[Records for processing Boundary: Start]
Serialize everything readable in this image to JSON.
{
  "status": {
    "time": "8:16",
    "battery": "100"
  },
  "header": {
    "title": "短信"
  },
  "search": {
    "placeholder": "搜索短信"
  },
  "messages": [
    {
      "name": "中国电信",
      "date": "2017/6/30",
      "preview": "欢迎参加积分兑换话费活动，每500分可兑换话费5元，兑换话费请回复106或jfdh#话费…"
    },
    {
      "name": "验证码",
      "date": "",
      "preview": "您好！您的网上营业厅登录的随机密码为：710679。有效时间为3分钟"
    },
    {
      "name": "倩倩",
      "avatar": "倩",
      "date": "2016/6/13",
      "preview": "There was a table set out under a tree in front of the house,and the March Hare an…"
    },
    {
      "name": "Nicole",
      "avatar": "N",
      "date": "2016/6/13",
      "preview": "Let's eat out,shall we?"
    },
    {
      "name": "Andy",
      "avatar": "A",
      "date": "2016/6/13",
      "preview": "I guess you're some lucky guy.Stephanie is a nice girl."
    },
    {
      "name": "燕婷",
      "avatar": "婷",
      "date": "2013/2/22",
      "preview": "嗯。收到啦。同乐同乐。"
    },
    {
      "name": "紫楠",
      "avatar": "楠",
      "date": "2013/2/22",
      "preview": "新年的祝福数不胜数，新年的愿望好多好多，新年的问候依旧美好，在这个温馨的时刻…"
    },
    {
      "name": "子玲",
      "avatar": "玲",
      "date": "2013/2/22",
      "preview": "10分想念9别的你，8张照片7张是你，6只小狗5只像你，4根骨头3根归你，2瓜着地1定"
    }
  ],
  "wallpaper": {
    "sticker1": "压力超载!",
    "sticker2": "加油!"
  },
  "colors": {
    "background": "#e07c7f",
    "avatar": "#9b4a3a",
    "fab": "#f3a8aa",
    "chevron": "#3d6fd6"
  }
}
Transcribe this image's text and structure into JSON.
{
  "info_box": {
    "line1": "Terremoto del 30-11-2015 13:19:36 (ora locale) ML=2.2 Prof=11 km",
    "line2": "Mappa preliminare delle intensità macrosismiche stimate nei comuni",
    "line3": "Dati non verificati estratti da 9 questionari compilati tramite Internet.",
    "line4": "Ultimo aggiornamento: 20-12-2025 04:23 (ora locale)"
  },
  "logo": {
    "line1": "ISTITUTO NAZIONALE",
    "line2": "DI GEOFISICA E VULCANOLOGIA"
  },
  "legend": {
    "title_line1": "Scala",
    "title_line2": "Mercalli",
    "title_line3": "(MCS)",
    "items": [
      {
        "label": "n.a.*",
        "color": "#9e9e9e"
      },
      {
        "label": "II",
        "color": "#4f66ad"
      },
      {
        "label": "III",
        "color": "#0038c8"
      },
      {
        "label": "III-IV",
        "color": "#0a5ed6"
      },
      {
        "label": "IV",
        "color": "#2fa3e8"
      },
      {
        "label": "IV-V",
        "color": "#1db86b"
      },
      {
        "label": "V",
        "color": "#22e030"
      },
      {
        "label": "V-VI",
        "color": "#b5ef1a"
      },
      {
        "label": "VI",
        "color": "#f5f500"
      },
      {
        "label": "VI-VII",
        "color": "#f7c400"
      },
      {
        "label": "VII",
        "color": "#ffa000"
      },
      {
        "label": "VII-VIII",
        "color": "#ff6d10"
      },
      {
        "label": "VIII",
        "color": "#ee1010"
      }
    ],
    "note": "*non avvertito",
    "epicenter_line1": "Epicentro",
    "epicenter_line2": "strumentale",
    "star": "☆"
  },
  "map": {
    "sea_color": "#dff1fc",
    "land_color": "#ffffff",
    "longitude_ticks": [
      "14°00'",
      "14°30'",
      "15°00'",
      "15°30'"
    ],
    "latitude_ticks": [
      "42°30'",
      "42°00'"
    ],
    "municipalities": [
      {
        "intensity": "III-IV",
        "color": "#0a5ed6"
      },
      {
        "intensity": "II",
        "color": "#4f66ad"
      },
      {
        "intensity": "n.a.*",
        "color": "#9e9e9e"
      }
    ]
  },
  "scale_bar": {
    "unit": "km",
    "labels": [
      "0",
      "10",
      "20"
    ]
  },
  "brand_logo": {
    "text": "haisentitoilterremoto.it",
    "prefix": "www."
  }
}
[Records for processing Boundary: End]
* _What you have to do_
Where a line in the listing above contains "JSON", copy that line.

* _Task output_
Serialize everything readable in this image to JSON.
Transcribe this image's text and structure into JSON.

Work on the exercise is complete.